[Task statement]:
Filter the data below for the string "button" and copy each matching line.

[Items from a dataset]
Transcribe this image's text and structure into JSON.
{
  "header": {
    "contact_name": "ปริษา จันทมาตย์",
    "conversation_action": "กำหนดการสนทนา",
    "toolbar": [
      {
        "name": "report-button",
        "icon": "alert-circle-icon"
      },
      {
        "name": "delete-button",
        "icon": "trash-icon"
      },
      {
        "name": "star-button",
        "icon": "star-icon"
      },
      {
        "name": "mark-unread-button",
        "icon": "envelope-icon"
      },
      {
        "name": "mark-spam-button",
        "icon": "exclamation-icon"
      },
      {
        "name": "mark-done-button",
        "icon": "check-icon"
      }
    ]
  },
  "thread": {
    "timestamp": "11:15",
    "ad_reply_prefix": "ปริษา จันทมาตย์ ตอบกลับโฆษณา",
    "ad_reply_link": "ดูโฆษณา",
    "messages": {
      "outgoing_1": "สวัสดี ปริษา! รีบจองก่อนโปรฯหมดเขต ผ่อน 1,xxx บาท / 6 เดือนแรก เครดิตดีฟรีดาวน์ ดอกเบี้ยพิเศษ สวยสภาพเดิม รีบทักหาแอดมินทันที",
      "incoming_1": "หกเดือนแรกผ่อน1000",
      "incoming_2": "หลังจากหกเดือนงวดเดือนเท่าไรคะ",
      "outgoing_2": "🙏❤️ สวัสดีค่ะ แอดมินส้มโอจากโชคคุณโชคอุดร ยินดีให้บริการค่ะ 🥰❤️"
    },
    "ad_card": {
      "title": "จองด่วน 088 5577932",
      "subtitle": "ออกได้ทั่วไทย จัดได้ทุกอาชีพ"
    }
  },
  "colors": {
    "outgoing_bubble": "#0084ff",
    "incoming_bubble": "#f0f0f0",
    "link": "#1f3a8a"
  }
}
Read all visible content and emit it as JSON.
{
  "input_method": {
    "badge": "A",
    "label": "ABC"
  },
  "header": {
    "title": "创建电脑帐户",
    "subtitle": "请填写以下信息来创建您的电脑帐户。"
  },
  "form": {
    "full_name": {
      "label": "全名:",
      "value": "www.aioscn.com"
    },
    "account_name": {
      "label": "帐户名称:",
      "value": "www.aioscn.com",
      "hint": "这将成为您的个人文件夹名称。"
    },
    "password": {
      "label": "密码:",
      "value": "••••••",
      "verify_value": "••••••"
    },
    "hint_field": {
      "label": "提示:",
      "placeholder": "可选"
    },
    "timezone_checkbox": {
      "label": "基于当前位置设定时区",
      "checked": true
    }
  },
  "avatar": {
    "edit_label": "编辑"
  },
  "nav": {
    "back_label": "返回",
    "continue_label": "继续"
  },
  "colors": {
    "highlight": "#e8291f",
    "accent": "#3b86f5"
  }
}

[Answer to the problem]:
        "name": "report-button",
        "name": "delete-button",
        "name": "star-button",
        "name": "mark-unread-button",
        "name": "mark-spam-button",
        "name": "mark-done-button",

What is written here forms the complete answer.